Vic report exposes Govt data breaches

Vic report exposes Govt data breaches

Summary: Confidential personal information gathered by Victorian government agencies "can be, and has been, easily compromised", according to a report published today by the state's Auditor General.

SHARE:

Confidential personal information gathered by Victorian government agencies "can be, and has been, easily compromised", according to a report published today by the state's Auditor General.

In each department unauthorised people could access personal information quickly and easily

Victorian Auditor-General

The audit report, Maintaining the Integrity and Confidentiality of Personal Information, found a plethora of security oversights, blunders and poor practices that left citizens' personal data highly vulnerable to exposure.

The audit examined security governance and risk management arrangements at three Victorian Government agencies, including the departments of Premier and Cabinet, and Treasury and Finance. It did not name the third department.

"While we examined only three departments, the ability to penetrate databases, the consistency of our findings and the lack of effective oversight and coordination of information security practices strongly indicate that this phenomenon is widespread," the report said.

The audit found that "in each department unauthorised people could access personal information quickly and easily" because "the information was not appropriately classified" and "the database controls were either missing or not operating".

Further, because the departments didn't maintain or regularly review system logs, they had no way of knowing if their systems had been breached and personal information in their care had been accessed without authorisation.

The Auditor General's office found that departments were storing and exchanging information in unsecured formats.

"Data was transmitted from the three departments by emails in formats that were easily read," the report said. "This means they could be accessed by someone other than the intended recipient.

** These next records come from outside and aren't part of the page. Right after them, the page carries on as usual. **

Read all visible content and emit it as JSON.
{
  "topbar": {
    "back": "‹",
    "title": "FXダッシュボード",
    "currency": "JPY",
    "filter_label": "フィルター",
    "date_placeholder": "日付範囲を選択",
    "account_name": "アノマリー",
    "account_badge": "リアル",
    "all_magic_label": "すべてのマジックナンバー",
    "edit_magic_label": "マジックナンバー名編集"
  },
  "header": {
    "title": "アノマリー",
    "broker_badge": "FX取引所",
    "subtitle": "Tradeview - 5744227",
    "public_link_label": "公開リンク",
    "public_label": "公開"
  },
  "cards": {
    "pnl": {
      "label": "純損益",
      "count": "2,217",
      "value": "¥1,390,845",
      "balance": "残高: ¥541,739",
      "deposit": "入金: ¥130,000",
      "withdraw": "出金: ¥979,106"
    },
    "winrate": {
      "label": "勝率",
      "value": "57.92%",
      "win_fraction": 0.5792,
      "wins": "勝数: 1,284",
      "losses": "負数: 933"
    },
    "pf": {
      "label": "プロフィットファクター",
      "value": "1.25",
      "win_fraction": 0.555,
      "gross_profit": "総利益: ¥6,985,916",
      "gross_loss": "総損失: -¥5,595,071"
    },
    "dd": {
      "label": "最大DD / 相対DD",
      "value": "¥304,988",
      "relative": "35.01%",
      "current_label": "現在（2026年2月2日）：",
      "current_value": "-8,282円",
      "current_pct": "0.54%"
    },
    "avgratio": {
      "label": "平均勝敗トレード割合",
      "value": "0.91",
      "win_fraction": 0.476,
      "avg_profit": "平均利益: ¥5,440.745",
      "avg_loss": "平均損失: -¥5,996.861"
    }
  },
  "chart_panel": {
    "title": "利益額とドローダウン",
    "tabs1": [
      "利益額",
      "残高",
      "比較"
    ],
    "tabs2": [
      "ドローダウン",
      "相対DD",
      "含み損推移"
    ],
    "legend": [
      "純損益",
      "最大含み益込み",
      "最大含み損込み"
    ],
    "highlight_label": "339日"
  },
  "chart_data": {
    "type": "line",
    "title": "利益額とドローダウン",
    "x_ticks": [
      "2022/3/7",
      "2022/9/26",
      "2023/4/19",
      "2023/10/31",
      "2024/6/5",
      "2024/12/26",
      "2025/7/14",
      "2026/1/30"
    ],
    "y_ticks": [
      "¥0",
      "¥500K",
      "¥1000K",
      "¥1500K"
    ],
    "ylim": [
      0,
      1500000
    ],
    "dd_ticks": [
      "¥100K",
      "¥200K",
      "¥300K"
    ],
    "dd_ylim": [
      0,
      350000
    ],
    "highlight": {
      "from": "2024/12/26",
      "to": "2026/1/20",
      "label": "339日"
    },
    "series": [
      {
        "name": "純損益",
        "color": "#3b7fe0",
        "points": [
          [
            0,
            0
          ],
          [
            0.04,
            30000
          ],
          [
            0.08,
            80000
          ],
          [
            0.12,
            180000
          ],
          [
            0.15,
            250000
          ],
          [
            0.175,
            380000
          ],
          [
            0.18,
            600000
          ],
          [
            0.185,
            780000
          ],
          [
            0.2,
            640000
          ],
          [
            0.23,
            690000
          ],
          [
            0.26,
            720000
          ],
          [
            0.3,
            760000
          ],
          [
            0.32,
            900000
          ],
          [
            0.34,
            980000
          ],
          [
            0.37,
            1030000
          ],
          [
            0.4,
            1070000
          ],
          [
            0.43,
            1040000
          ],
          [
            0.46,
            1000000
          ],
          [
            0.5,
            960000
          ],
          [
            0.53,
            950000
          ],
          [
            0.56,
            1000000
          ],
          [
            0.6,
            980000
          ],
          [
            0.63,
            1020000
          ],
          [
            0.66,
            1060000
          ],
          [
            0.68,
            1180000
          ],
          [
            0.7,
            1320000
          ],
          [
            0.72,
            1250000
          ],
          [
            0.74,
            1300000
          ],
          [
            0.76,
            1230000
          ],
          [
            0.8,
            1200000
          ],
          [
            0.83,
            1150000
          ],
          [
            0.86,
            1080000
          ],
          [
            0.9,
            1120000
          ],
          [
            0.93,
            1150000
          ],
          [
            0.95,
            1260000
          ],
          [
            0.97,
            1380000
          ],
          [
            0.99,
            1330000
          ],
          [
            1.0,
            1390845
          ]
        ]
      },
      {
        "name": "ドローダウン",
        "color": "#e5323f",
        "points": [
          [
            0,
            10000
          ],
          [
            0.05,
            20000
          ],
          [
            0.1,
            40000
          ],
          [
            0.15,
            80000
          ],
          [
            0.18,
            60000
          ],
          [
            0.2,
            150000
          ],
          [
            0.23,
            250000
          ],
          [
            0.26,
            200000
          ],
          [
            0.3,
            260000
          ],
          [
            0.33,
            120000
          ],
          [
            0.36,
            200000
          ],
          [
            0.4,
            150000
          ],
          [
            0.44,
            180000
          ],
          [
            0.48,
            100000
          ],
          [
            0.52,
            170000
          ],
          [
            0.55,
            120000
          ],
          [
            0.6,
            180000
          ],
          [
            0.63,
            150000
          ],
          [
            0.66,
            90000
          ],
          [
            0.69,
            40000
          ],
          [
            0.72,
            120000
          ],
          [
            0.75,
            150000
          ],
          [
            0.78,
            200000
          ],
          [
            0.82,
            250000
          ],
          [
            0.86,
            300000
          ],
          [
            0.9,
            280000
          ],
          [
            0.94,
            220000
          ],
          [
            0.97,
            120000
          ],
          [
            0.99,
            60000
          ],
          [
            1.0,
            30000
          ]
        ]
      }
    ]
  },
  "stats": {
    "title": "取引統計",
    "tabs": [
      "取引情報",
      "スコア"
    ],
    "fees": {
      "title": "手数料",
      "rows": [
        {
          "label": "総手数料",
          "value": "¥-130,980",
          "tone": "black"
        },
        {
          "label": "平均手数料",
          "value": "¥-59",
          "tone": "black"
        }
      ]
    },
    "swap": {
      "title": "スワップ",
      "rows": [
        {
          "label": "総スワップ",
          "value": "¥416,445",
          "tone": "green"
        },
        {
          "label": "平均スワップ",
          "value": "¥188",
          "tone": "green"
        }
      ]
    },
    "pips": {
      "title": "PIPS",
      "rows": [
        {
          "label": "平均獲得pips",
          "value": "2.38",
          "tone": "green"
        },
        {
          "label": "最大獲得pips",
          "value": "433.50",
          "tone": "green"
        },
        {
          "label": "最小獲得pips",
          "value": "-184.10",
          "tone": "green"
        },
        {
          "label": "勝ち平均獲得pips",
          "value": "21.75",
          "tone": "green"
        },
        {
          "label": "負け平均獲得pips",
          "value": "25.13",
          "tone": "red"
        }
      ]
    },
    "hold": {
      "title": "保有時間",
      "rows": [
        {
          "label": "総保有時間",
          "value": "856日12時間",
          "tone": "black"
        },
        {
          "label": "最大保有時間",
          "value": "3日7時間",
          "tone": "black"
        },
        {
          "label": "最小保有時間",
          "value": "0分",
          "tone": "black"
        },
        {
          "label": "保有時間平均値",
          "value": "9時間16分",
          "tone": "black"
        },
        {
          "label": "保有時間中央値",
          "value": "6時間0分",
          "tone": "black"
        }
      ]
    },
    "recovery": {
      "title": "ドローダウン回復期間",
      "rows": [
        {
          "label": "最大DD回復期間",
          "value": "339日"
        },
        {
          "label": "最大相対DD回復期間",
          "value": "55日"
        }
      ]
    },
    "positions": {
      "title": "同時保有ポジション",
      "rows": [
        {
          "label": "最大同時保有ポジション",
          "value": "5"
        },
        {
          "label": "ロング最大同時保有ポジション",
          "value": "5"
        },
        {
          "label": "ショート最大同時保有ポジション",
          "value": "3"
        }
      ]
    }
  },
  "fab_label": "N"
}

"Personal information was stored on portable storage devices, CDs and DVDs that are vulnerable to loss, in easily-read formats. Personal information was exchanged via personal email accounts, some of which were particularly vulnerable to unauthorised access. Extracts or whole copies of personal information from the selected databases were stored in unsecured shared drives on departmental networks accessible by unauthorised staff."

These departments were providing information to third parties such as IT services providers and hosting companies which were "not required to certify that their security arrangements at least equal public sector requirements".

It also found that the Victorian Government has to date failed to implement "a comprehensive suite of standards to guide and support effective information management and security practice across the public sector".

"The Department of Treasury and Finance and the Department of Premier and Cabinet have not fulfilled their responsibilities to develop and maintain whole-of-government information security standards and guidance, to improve the coordination of identity and information management systems at state level, and to provide policy advice on emerging trends and issues in identity and information management," the report said.

The Auditor General's report recommended that the departments should:

  • Clarify their roles, responsibilities, policies and standards regarding information security
  • Assign responsibility for information security to senior management
  • Develop more robust risk management practices
  • Train staff in good security practices and the importance of information security
  • Assess threats and vulnerabilities and take steps to address them.

Topics: Government, Government AU, Privacy, Security

Kick off your day with ZDNet's daily email newsletter. It's the freshest tech news and opinion, served hot. Get it.

Talkback

1 comment
Log in or register to join the discussion
  • No shock?

    Wow, no commentary on how our government staff and contractors handle information? Are we that apathetic about holding our government accountable and expect the described behaviour. Maybe is Telates or Conept were involved it would attract more attention. I maintain it's bloody Jeff Kennety's fault.
    anonymous